» Assignment
Your job is to return every line of the listing holding the string "shortcut".

» Input
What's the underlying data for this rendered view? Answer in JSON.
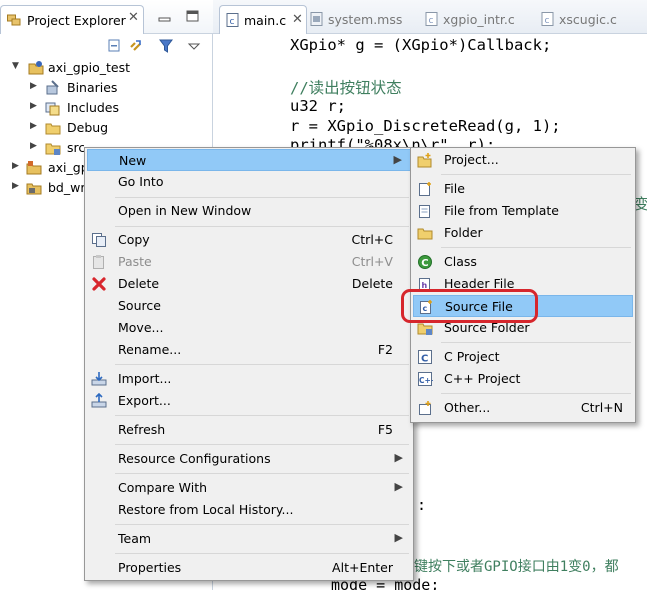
{
  "explorer": {
    "tab_label": "Project Explorer",
    "close_glyph": "✕",
    "tree": [
      {
        "label": "axi_gpio_test",
        "icon": "c-project-icon",
        "expanded": true
      },
      {
        "label": "Binaries",
        "icon": "binaries-icon"
      },
      {
        "label": "Includes",
        "icon": "includes-icon"
      },
      {
        "label": "Debug",
        "icon": "folder-icon"
      },
      {
        "label": "src",
        "icon": "src-folder-icon"
      },
      {
        "label": "axi_gp",
        "icon": "bsp-project-icon"
      },
      {
        "label": "bd_wr",
        "icon": "hw-project-icon"
      }
    ]
  },
  "editor": {
    "tabs": [
      {
        "label": "main.c",
        "icon": "c-file-icon",
        "active": true
      },
      {
        "label": "system.mss",
        "icon": "mss-file-icon"
      },
      {
        "label": "xgpio_intr.c",
        "icon": "c-file-icon"
      },
      {
        "label": "xscugic.c",
        "icon": "c-file-icon"
      }
    ],
    "close_glyph": "✕",
    "code_lines": [
      "XGpio* g = (XGpio*)Callback;",
      "//读出按钮状态",
      "u32 r;",
      "r = XGpio_DiscreteRead(g, 1);",
      "printf(\"%08x\\n\\r\", r);"
    ],
    "fragments": {
      "right_char": "变",
      "colon": ":",
      "bottom_comment": "键按下或者GPIO接口由1变0，都",
      "last_line": "mode = mode;"
    }
  },
  "context_menu": {
    "items": [
      {
        "label": "New",
        "submenu": true,
        "highlight": true
      },
      {
        "label": "Go Into"
      },
      {
        "label": "Open in New Window"
      },
      {
        "label": "Copy",
        "shortcut": "Ctrl+C",
        "icon": "copy-icon"
      },
      {
        "label": "Paste",
        "shortcut": "Ctrl+V",
        "icon": "paste-icon",
        "disabled": true
      },
      {
        "label": "Delete",
        "shortcut": "Delete",
        "icon": "delete-icon"
      },
      {
        "label": "Source"
      },
      {
        "label": "Move..."
      },
      {
        "label": "Rename...",
        "shortcut": "F2"
      },
      {
        "label": "Import...",
        "icon": "import-icon"
      },
      {
        "label": "Export...",
        "icon": "export-icon"
      },
      {
        "label": "Refresh",
        "shortcut": "F5"
      },
      {
        "label": "Resource Configurations",
        "submenu": true
      },
      {
        "label": "Compare With",
        "submenu": true
      },
      {
        "label": "Restore from Local History..."
      },
      {
        "label": "Team",
        "submenu": true
      },
      {
        "label": "Properties",
        "shortcut": "Alt+Enter"
      }
    ]
  },
  "submenu": {
    "items": [
      {
        "label": "Project...",
        "icon": "new-project-icon"
      },
      {
        "label": "File",
        "icon": "new-file-icon"
      },
      {
        "label": "File from Template",
        "icon": "file-template-icon"
      },
      {
        "label": "Folder",
        "icon": "folder-icon"
      },
      {
        "label": "Class",
        "icon": "class-icon"
      },
      {
        "label": "Header File",
        "icon": "header-file-icon"
      },
      {
        "label": "Source File",
        "icon": "source-file-icon",
        "highlight": true
      },
      {
        "label": "Source Folder",
        "icon": "source-folder-icon"
      },
      {
        "label": "C Project",
        "icon": "c-project-icon"
      },
      {
        "label": "C++ Project",
        "icon": "cpp-project-icon"
      },
      {
        "label": "Other...",
        "shortcut": "Ctrl+N",
        "icon": "wizard-icon"
      }
    ]
  },
  "colors": {
    "menu_bg": "#f0f0f0",
    "highlight": "#91c9f7",
    "callout": "#d6262c",
    "comment": "#3f7f5f"
  }
}
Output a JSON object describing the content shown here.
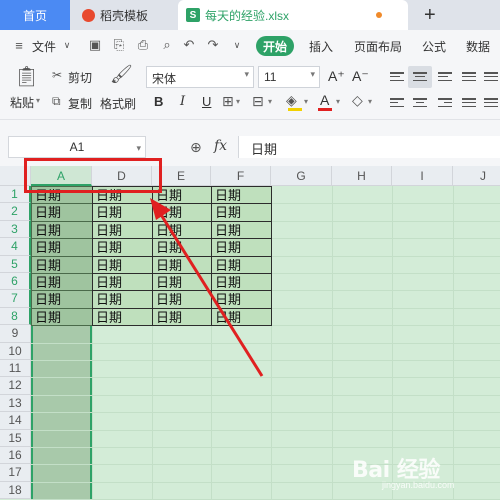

» Result below
        "shortcut": "Ctrl+C",
        "shortcut": "Ctrl+V",
        "shortcut": "Delete",
        "shortcut": "F2"
        "shortcut": "F5"
        "shortcut": "Alt+Enter"
        "shortcut": "Ctrl+N",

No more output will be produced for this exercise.